Thursday, September 28, 2006

St. Vincent National Wildlife Refuge

Friends invited us to stay a few nights at Indian Pass last weekend. Looking out from the house across the pass is St. Vincent Island, a big wild place that is not easy to get to. But there we were a short kayak paddle away. The sandy point of the island was covered by hundreds of pelicans and terns. Beyond it, they were diving for fish. A bald eagle flew in and scattered the birds from time to time. We were a little beyond photo range, but had a great show through the binoculars. Sunrises and sunsets were spectacular. Wading and shore birds lined our side of the pass as well... willets, ruddy turnstones, sanderlings, oyster catchers, terns, and skimmers. I'll post some images from the visit soon.

Monday, September 25, 2006

Wild Monkeys in Florida

Descendants of escaped monkeys from Silver Springs appear to be thriving after 40 years in the flood plain and forest of Silver River State Park and Ocala National Forest. When Crystal and I were paddling our kayaks up the Silver River 10 days ago, we lucked into the troupe foraging along the river bank. We watched their antics for an hour before they moved away. (click here to see photo)

It's a 7 mile upstream paddle to the spring from where the Silver dumps into the Oklawaha River... so there's some work involved, but the river is gorgeous. The water is clear (and full of fish!), wildlife abundant, and the banks are wild (state park and national forest). We stopped along the river at one of the few places we could get out on dry land to stretch our legs and have a swim (click here to see Silver in the Silver River). If you go all the way to the source, it is surreal to find the amusement rides, river cruises, blaring music, and loudspeaker announcing activities at Silver Springs theme park. You can paddle right into the midst of it, though you're not supposed to get out of your boat.

Tuesday, September 19, 2006

Gator at Juniper Run

Paddling down Juniper Creek last week, Crystal and I came upon a sizable alligator lying on a big matt of vegetation. I laid my kayak up against the matt around 12 feet from the gator. He looked dead... well really, dead asleep in the afternoon sun - part of him sunken into the algae, no detectable breathing.
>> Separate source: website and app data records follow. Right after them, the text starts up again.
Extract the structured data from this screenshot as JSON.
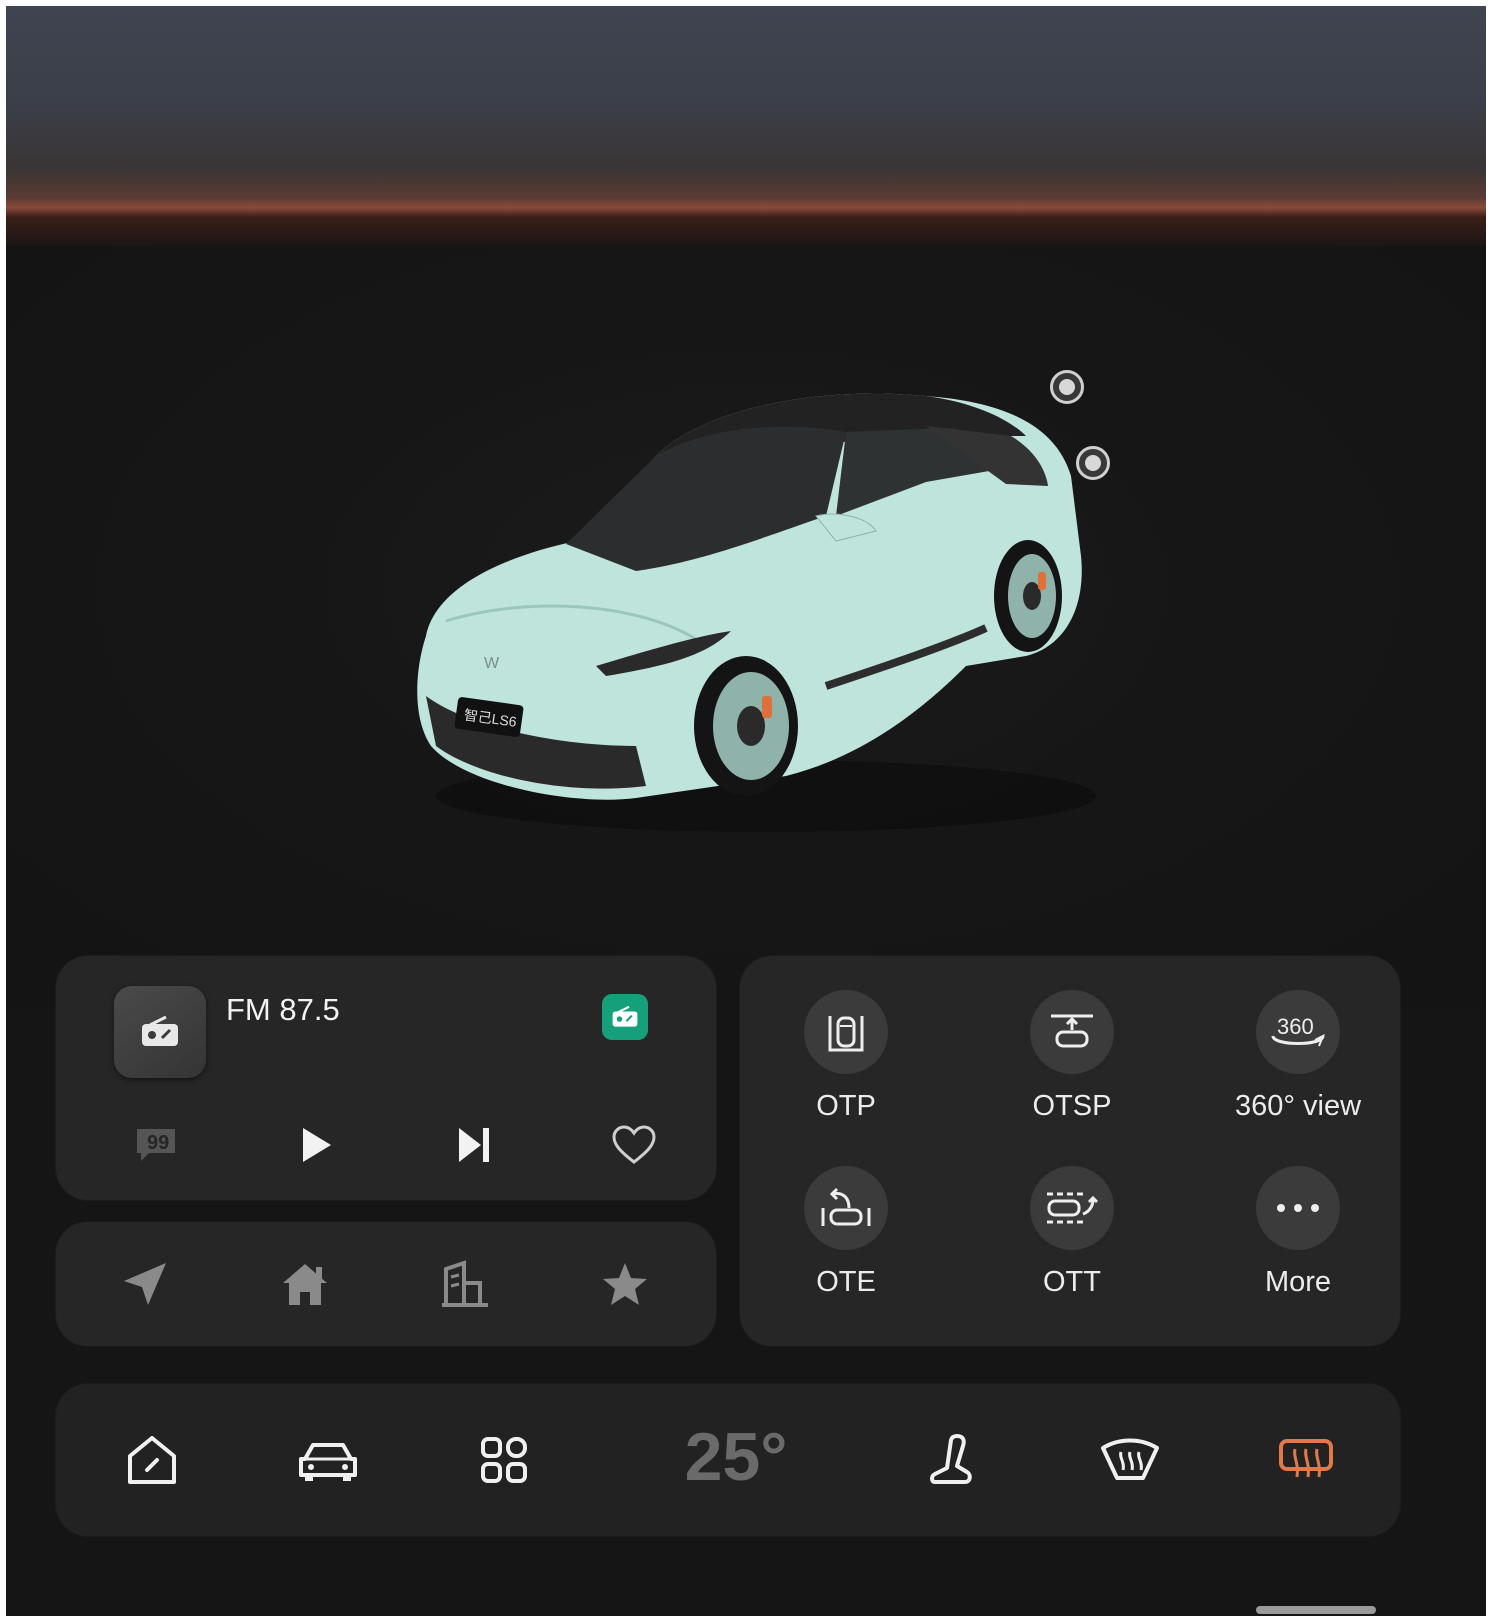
{
  "media": {
    "station": "FM 87.5",
    "source_badge_icon": "radio-icon",
    "thumbnail_icon": "radio-icon",
    "controls": [
      {
        "name": "quote-icon"
      },
      {
        "name": "play-icon"
      },
      {
        "name": "next-track-icon"
      },
      {
        "name": "heart-icon"
      }
    ]
  },
  "navigation": {
    "shortcuts": [
      "navigate-icon",
      "home-icon",
      "office-icon",
      "favorite-icon"
    ]
  },
  "quick_actions": [
    {
      "label": "OTP",
      "icon": "parking-icon"
    },
    {
      "label": "OTSP",
      "icon": "summon-parking-icon"
    },
    {
      "label": "360° view",
      "icon": "360-view-icon"
    },
    {
      "label": "OTE",
      "icon": "exit-icon"
    },
    {
      "label": "OTT",
      "icon": "trailer-icon"
    },
    {
      "label": "More",
      "icon": "more-icon"
    }
  ],
  "dock": {
    "temperature": "25°",
    "items": [
      "home-icon",
      "car-icon",
      "apps-icon",
      "seat-icon",
      "front-defrost-icon",
      "rear-defrost-icon"
    ],
    "active_color": "#e07a4c"
  },
  "vehicle": {
    "plate": "智己LS6",
    "body_color": "#bfe4dc"
  },
  "colors": {
    "accent_green": "#16a07a",
    "card_bg": "#262626"
  }
}
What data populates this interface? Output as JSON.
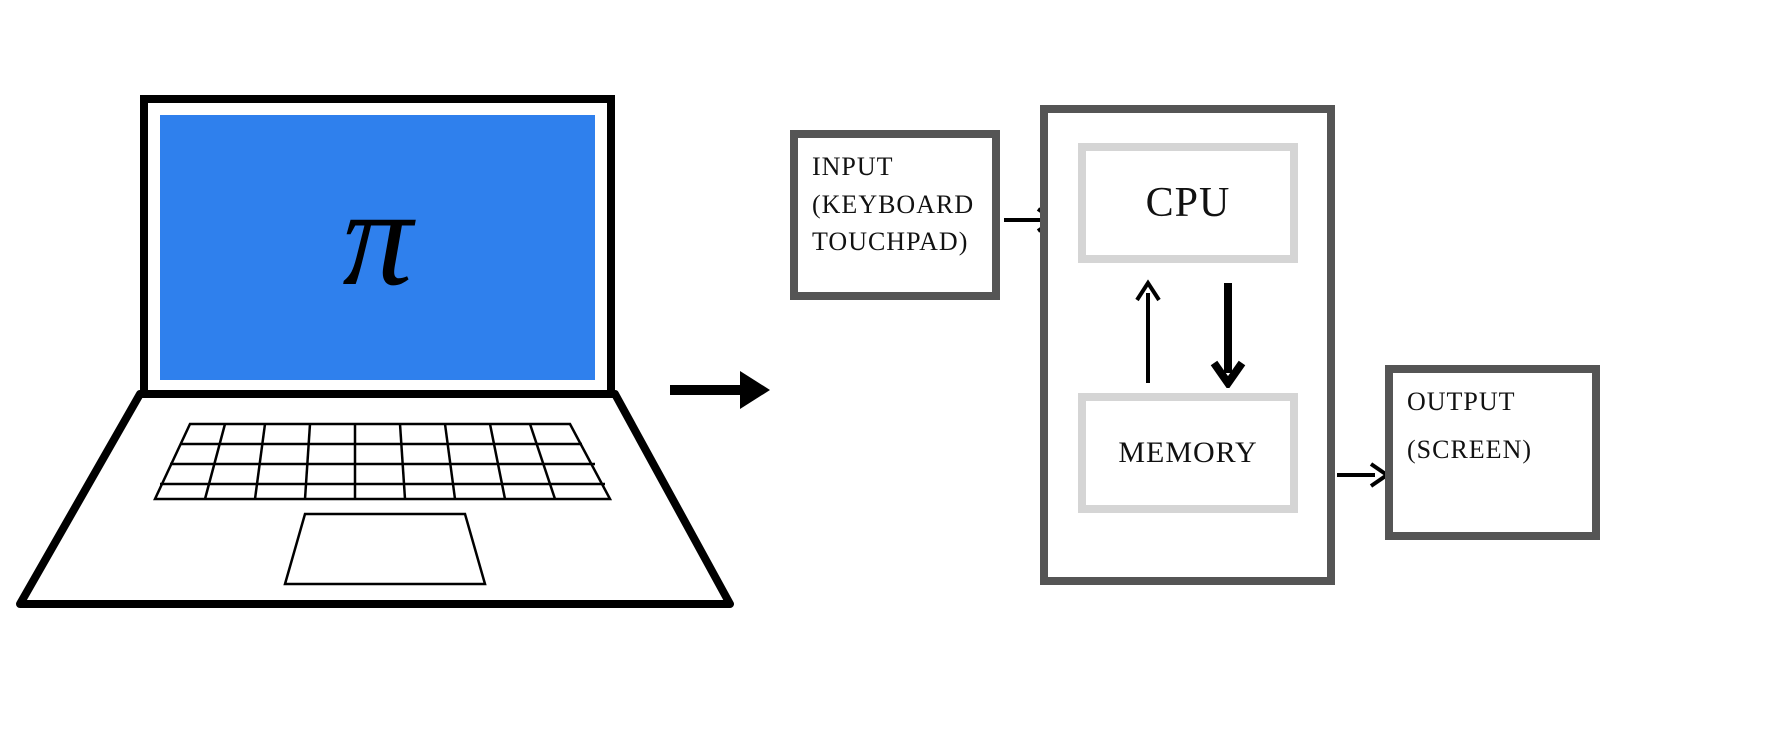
{
  "laptop": {
    "screen_symbol": "π",
    "screen_color": "#2f80ed"
  },
  "diagram": {
    "input": {
      "title": "INPUT",
      "detail_line1": "(KEYBOARD",
      "detail_line2": "TOUCHPAD)"
    },
    "processor": {
      "cpu": "CPU",
      "memory": "MEMORY"
    },
    "output": {
      "title": "OUTPUT",
      "detail": "(SCREEN)"
    }
  }
}
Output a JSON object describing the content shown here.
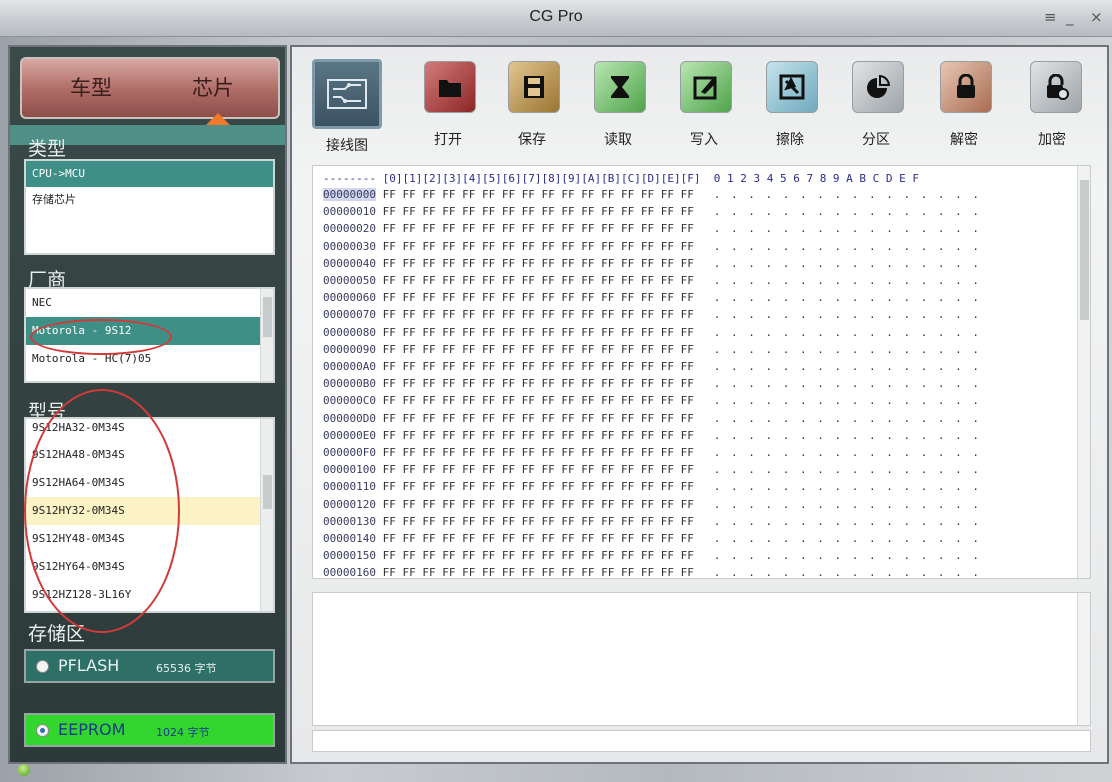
{
  "window": {
    "title": "CG Pro",
    "menu_icon": "≡",
    "minimize_icon": "_",
    "close_icon": "×"
  },
  "tabs": {
    "car": "车型",
    "chip": "芯片"
  },
  "sections": {
    "type": "类型",
    "vendor": "厂商",
    "model": "型号",
    "storage": "存储区"
  },
  "type_list": [
    "CPU->MCU",
    "存储芯片"
  ],
  "vendor_list": [
    "NEC",
    "Motorola - 9S12",
    "Motorola - HC(7)05"
  ],
  "model_list": [
    "9S12HA32-0M34S",
    "9S12HA48-0M34S",
    "9S12HA64-0M34S",
    "9S12HY32-0M34S",
    "9S12HY48-0M34S",
    "9S12HY64-0M34S",
    "9S12HZ128-3L16Y"
  ],
  "storage": [
    {
      "name": "PFLASH",
      "size": "65536 字节",
      "selected": false,
      "color": "#2e6f68"
    },
    {
      "name": "EEPROM",
      "size": "1024 字节",
      "selected": true,
      "color": "#33d52f"
    }
  ],
  "toolbar": [
    {
      "label": "接线图",
      "icon": "wiring-diagram-icon"
    },
    {
      "label": "打开",
      "icon": "folder-icon"
    },
    {
      "label": "保存",
      "icon": "floppy-disk-icon"
    },
    {
      "label": "读取",
      "icon": "hourglass-icon"
    },
    {
      "label": "写入",
      "icon": "pencil-box-icon"
    },
    {
      "label": "擦除",
      "icon": "eraser-icon"
    },
    {
      "label": "分区",
      "icon": "pie-chart-icon"
    },
    {
      "label": "解密",
      "icon": "lock-icon"
    },
    {
      "label": "加密",
      "icon": "lock-gear-icon"
    }
  ],
  "hex": {
    "header": "-------- [0][1][2][3][4][5][6][7][8][9][A][B][C][D][E][F]  0 1 2 3 4 5 6 7 8 9 A B C D E F",
    "bytes": "FF FF FF FF FF FF FF FF FF FF FF FF FF FF FF FF",
    "ascii": ". . . . . . . . . . . . . . . .",
    "rows": [
      "00000000",
      "00000010",
      "00000020",
      "00000030",
      "00000040",
      "00000050",
      "00000060",
      "00000070",
      "00000080",
      "00000090",
      "000000A0",
      "000000B0",
      "000000C0",
      "000000D0",
      "000000E0",
      "000000F0",
      "00000100",
      "00000110",
      "00000120",
      "00000130",
      "00000140",
      "00000150",
      "00000160"
    ]
  }
}
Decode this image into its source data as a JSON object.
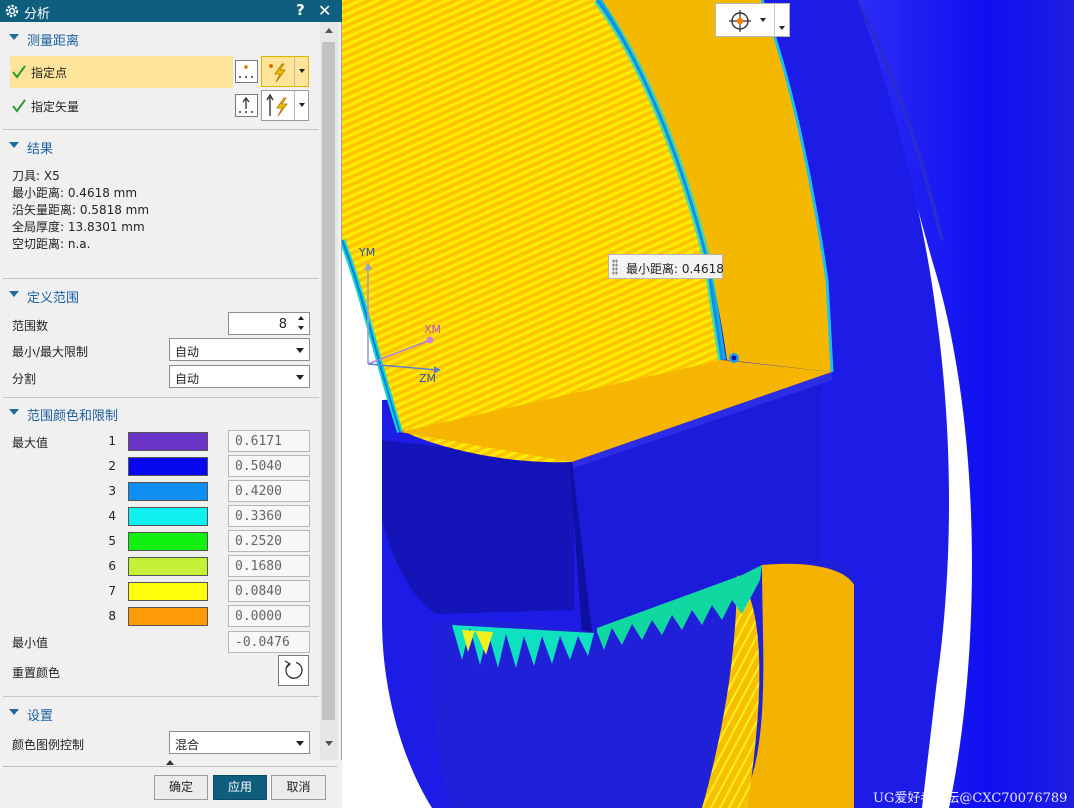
{
  "dialog": {
    "title": "分析",
    "help": "?",
    "close": "✕"
  },
  "measure": {
    "header": "测量距离",
    "point_label": "指定点",
    "vector_label": "指定矢量"
  },
  "results": {
    "header": "结果",
    "lines": [
      "刀具: X5",
      "最小距离: 0.4618 mm",
      "沿矢量距离: 0.5818 mm",
      "全局厚度: 13.8301 mm",
      "空切距离: n.a."
    ]
  },
  "range": {
    "header": "定义范围",
    "count_label": "范围数",
    "count_value": "8",
    "minmax_label": "最小/最大限制",
    "minmax_value": "自动",
    "split_label": "分割",
    "split_value": "自动"
  },
  "colors": {
    "header": "范围颜色和限制",
    "max_label": "最大值",
    "min_label": "最小值",
    "min_value": "-0.0476",
    "reset_label": "重置颜色",
    "levels": [
      {
        "n": "1",
        "color": "#6a35c8",
        "value": "0.6171"
      },
      {
        "n": "2",
        "color": "#0707f0",
        "value": "0.5040"
      },
      {
        "n": "3",
        "color": "#0d8ef0",
        "value": "0.4200"
      },
      {
        "n": "4",
        "color": "#10f0f0",
        "value": "0.3360"
      },
      {
        "n": "5",
        "color": "#10f010",
        "value": "0.2520"
      },
      {
        "n": "6",
        "color": "#c4f03a",
        "value": "0.1680"
      },
      {
        "n": "7",
        "color": "#ffff0a",
        "value": "0.0840"
      },
      {
        "n": "8",
        "color": "#ff9a08",
        "value": "0.0000"
      }
    ]
  },
  "settings": {
    "header": "设置",
    "legend_label": "颜色图例控制",
    "legend_value": "混合"
  },
  "buttons": {
    "ok": "确定",
    "apply": "应用",
    "cancel": "取消"
  },
  "viewport": {
    "tooltip": "最小距离: 0.4618",
    "axis_ym": "YM",
    "axis_xm": "XM",
    "axis_zm": "ZM",
    "watermark": "UG爱好者论坛@CXC70076789"
  }
}
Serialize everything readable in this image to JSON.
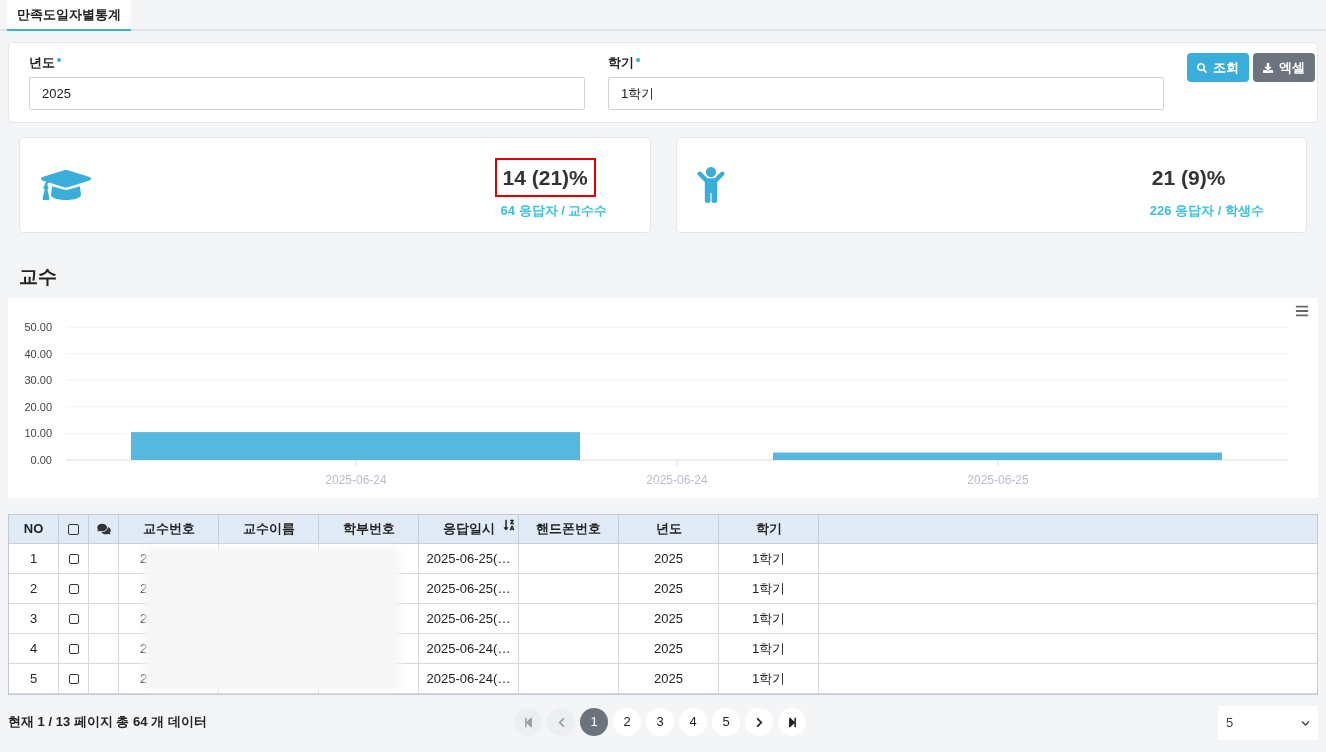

He didn't make much of a photo composition from my angle, but I made a few images anyway since I was so close. (Here's one: Too Close For Comfort) The strong current held my boat fast against the weeds so I pushed away with my paddle. Before I could take a stroke, the boat floated forward a few feet and landed smack against the matt again... only now I was only 6 feet from the gator which made me a little nervous. Still, not a twitch. I started to push off again and suddenly he flew into the air - legs flailing and tail thrashing - as he scrambled, dived, and clawed his way through a hole in the matt and into the creek. Crystal called back from downstream to make sure I was allright after hearing all the crashing and splashing. I regretted so needlessly disturbing him (and worrying her). Laying in my sleeping bag the next morning, it dawned on me that the gator could have easily flown my way in his quest for safety since I was the closest direction to open water. That could have had nasty consequences. In years past, I haven't feared alligators much, but several recent attacks on humans, including a death in this very creek are leading me to rethink my reckless bravado. I must keep a more respectful distance. Isn't that what telephoto lenses are for anyway?

My first post.

Hello. I am new to blogging and learning about Blogger. Once I get the knack of it, I'll be offering glimpses into my 'adventures in photography'. I invite you to visit my new website: